From the statistics on global population, I’d say they did their job.

However. Swept into this task and ideology are also condemnations of sodomites, people who engage in ‘unnatural’ sex acts – you know, sexual expression without reproduction. And this is where the hate begins, smack dab up against a fear that maybe God won’t be able to populate the earth if manmean (as opposed to mankind) doesn’t take matters in hand and forbid, deny, imprison, murder, etc., those who are not reproducing.

As a side note and short digression, it isn’t just the gay community. Those who were/are barren were/are forbidden, denied, imprisoned, murdered, worldwide. We just blend in easier. If we want, we can even wear false baby bellies and then either have a false miscarriage or adopt someone else’s child.

But back to homophobia.

Have you ever considered that, even without a consensual denial of non-productive sexual behavior, God might just be able to do what He said He would – create descendants that number the stars? Do you really think you are doing His work by rejecting the neighbor, the relative, the co-worker, the barrister, simply because that person’s sexual life – which is really not your business in the first place – doesn’t create babies?
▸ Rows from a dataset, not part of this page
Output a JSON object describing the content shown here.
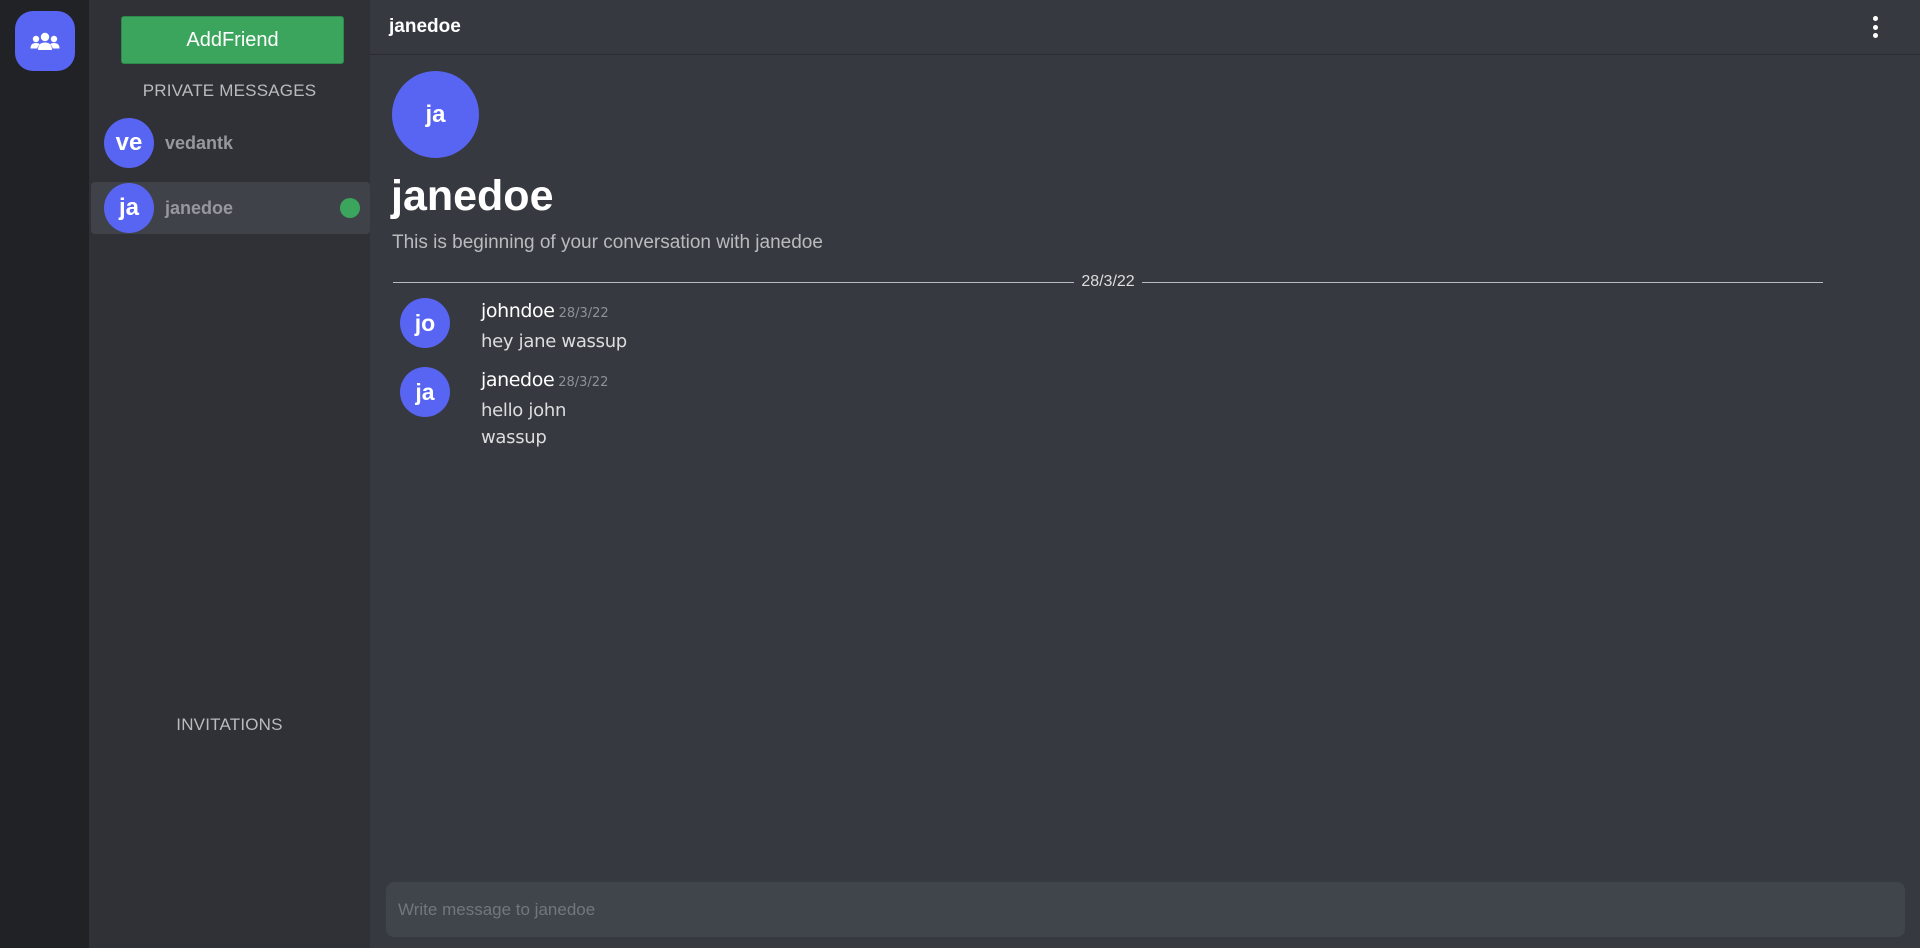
{
  "rail": {
    "friends_icon": "people-group-icon"
  },
  "sidebar": {
    "add_friend_label": "AddFriend",
    "private_messages_title": "PRIVATE MESSAGES",
    "dms": [
      {
        "initials": "ve",
        "name": "vedantk",
        "active": false,
        "online": false
      },
      {
        "initials": "ja",
        "name": "janedoe",
        "active": true,
        "online": true
      }
    ],
    "invitations_title": "INVITATIONS"
  },
  "header": {
    "title": "janedoe",
    "menu_icon": "kebab-menu-icon"
  },
  "conversation": {
    "avatar_initials": "ja",
    "title": "janedoe",
    "subtitle": "This is beginning of your conversation with janedoe",
    "date_divider": "28/3/22",
    "messages": [
      {
        "initials": "jo",
        "author": "johndoe",
        "time": "28/3/22",
        "lines": [
          "hey jane wassup"
        ]
      },
      {
        "initials": "ja",
        "author": "janedoe",
        "time": "28/3/22",
        "lines": [
          "hello john",
          "wassup"
        ]
      }
    ]
  },
  "composer": {
    "placeholder": "Write message to janedoe",
    "value": ""
  },
  "colors": {
    "accent": "#5865f2",
    "success": "#3ba55d",
    "background": "#36393f",
    "sidebar": "#2f3136",
    "rail": "#202225"
  }
}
For those of you who don’t live where public stoning is a recourse, I suggest you review the number of suicides, especially by young people, who have had it hammered into them since before their birth that being gay/lesbian is evil, sinful, an act of Satan (aka the Devil), and yet they are gay/lesbian. Homosexual. Generally, we do not dig a hole and toss a sack over their heads before pummeling them to death. We are more subtle. We cause so much internal turmoil and public humiliation that thousands go silently into their death simply because their sexuality interfered with your ability to trust God, and your inability to love them, just as they were made.

This breaks my heart.

Never mind that we are human and Animalia, and there are species among us which switch gender when their communities are overpopulated. Never mind that babies are born with genitalia of both genders. Never mind that many people do ‘choose’ to be gay as a response to sexual abuse. Read that again. People choose to self-identify as homosexual – and suffer all the hate associated with that label – because it is easier than the kick back, rejection, and shunning that too often follow sexual abuse.

Makes a statement, don’t you think? It isn’t just the gay or barren communities you/we are not treating to love and kindness, we are still invoking Old Testament laws that blame the victim, create outcasts.

Which brings me to the Jesus thing. Jesus did not talk about homosexuality as a sin. Paul did. You remember Paul, right? Zealot Roman bent on murdering Christians until he had a vision and then went on to be a heavily publicized pro-Christian Zealot who still retained his Roman inclinations against non-productive sexuality. Paul was still hoping for a Roman empire, albeit full of Christians. His previous ideology included creating mini-Romans, so, it makes sense that he would have a fit about homosexuals. It makes sense, too, from a historical perspective, that he would have some knee-jerk responses to Greek society and the Spirit of Christ moving among them. Must have been more than a challenge to come face to face with an entire nation which openly supported homosexual sexual expression, partly because they lived on islands with limited resources, and had to maintain sustainable populations or die as a nation.

Whenever I hear or read Paul’s comments about wishing people could be like he is, I translate it to the modern ‘Whatever’ thrown around by so many Christians who fear taking time to review their faith in God, their Trust that maybe God can do what He said He’d do, with or without their interference and/or help.

My reasoning? Check out what Jesus said when the Roman authorities suggested he get his followers to stop the parade and the shouts of ‘Hosanna’.
If even the rocks and stones would sing His praise, maybe we’d better just stop the hate speech and take notice.

If you are allowing someone else’s sexuality to interfere with your relationship with God, it isn’t the other person who is at fault. It’s you.